_WHAT THIS TASK INVOLVES_
Report every line in the listing that contains the string "Show".

_INPUT_

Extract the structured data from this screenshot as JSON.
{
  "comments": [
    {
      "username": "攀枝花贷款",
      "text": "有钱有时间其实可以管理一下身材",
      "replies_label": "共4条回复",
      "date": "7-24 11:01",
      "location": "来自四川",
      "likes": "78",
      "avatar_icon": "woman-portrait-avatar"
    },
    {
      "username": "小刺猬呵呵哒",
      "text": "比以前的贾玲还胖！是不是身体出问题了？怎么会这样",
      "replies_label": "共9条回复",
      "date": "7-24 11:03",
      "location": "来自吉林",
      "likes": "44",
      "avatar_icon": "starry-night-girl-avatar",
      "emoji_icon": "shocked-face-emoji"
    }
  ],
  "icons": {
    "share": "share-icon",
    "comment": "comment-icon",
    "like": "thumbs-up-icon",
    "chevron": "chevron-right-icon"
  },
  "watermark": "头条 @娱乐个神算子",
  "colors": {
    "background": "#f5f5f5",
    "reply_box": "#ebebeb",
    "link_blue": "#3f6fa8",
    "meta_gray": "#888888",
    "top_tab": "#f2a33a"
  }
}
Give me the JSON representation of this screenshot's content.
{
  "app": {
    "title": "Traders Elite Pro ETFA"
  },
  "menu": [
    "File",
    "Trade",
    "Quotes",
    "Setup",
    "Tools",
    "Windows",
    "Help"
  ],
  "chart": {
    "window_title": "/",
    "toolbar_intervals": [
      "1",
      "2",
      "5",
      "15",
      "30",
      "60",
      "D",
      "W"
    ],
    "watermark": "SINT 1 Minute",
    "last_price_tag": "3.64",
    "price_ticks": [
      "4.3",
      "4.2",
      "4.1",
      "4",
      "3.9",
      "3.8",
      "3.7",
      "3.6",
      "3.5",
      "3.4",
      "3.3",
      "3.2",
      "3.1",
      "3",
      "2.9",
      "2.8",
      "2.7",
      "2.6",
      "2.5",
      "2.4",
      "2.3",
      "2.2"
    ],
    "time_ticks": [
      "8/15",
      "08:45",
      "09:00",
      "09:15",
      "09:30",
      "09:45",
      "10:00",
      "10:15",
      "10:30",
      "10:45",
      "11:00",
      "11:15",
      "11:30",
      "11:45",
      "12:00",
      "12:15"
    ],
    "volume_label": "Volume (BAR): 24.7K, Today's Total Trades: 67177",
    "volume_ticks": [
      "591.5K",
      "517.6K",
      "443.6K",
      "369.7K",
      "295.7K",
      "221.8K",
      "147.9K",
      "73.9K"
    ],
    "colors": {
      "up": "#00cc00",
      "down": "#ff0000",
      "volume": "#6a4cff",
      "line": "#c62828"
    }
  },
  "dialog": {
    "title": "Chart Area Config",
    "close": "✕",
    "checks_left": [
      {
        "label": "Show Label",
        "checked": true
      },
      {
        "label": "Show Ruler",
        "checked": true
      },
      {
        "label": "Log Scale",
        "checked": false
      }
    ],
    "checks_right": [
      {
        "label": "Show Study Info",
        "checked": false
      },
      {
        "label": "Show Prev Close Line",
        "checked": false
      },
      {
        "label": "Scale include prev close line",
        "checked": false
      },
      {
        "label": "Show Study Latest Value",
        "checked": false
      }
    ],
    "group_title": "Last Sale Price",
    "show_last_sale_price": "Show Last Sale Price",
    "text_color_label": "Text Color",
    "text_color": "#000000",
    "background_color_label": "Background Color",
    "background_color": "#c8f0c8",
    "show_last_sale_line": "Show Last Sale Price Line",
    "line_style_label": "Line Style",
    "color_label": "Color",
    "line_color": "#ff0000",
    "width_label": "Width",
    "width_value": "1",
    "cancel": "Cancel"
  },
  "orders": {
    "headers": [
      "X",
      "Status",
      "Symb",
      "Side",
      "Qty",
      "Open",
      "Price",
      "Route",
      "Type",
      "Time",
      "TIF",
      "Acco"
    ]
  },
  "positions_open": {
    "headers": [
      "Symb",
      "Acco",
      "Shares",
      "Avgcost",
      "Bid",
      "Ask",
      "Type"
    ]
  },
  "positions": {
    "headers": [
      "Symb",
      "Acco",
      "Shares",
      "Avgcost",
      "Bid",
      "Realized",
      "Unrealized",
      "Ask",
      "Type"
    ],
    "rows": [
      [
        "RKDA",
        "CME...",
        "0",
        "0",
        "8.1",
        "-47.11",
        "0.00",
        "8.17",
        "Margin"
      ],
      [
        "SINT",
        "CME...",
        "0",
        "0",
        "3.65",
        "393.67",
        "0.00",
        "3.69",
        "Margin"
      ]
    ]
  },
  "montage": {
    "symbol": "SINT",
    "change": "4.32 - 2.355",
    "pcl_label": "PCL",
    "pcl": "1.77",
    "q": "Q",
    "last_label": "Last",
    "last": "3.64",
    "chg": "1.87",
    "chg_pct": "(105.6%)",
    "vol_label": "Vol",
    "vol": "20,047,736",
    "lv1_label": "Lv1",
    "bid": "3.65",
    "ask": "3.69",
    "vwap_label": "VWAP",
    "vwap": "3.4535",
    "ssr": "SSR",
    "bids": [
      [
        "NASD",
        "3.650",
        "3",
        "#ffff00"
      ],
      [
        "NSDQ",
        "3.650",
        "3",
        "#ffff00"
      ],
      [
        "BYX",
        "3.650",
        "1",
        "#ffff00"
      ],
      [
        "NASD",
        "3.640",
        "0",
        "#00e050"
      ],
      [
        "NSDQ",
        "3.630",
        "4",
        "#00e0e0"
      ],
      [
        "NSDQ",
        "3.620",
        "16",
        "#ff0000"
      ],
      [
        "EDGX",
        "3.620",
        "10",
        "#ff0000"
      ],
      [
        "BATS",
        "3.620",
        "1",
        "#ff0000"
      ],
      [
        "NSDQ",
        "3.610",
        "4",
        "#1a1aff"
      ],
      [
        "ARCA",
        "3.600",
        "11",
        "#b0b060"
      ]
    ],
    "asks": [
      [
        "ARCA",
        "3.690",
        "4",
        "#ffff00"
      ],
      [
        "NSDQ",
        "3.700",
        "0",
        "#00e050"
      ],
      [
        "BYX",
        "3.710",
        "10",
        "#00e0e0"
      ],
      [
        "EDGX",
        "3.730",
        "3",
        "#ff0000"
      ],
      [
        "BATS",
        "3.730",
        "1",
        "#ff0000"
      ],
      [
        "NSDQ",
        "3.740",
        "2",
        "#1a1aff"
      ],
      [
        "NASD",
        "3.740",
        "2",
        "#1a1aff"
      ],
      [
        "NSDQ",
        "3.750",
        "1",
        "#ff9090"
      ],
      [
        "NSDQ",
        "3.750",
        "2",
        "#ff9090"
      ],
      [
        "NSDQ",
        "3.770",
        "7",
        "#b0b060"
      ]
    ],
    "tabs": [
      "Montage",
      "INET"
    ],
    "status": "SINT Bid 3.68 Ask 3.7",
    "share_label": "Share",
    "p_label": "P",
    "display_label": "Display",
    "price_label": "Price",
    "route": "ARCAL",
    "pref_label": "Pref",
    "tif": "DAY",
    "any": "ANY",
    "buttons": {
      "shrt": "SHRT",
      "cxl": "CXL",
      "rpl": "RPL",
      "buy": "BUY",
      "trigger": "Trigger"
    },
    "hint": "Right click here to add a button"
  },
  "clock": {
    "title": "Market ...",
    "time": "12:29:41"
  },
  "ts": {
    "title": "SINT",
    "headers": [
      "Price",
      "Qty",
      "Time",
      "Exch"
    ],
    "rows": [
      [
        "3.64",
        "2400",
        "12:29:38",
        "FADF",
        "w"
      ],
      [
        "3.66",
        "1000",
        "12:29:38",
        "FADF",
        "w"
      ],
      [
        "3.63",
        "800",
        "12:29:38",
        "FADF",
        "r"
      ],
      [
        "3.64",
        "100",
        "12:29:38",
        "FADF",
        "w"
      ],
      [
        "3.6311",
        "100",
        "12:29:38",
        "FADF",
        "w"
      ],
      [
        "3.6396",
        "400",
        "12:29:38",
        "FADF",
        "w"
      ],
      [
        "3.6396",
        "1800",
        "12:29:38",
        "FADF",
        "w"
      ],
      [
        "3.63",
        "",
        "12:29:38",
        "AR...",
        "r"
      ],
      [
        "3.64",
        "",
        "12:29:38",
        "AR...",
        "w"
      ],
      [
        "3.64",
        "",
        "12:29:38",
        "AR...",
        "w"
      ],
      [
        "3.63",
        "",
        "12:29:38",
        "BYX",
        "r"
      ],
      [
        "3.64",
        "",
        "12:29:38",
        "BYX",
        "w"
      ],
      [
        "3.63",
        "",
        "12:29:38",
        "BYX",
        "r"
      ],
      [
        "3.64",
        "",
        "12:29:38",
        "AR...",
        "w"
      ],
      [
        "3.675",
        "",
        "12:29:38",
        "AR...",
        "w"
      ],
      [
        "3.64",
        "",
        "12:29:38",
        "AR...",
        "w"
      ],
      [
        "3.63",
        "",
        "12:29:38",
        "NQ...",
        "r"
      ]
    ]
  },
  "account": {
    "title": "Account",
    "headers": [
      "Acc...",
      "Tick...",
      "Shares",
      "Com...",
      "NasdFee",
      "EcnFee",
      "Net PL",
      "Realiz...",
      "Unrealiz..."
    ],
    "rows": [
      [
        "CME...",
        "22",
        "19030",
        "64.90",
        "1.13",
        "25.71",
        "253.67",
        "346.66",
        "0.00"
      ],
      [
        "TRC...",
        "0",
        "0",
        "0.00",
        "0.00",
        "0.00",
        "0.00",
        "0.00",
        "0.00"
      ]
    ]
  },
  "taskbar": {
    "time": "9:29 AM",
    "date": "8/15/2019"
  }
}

_REPLY_
        "label": "Show Label",
        "label": "Show Ruler",
        "label": "Show Study Info",
        "label": "Show Prev Close Line",
        "label": "Show Study Latest Value",
    "show_last_sale_price": "Show Last Sale Price",
    "show_last_sale_line": "Show Last Sale Price Line",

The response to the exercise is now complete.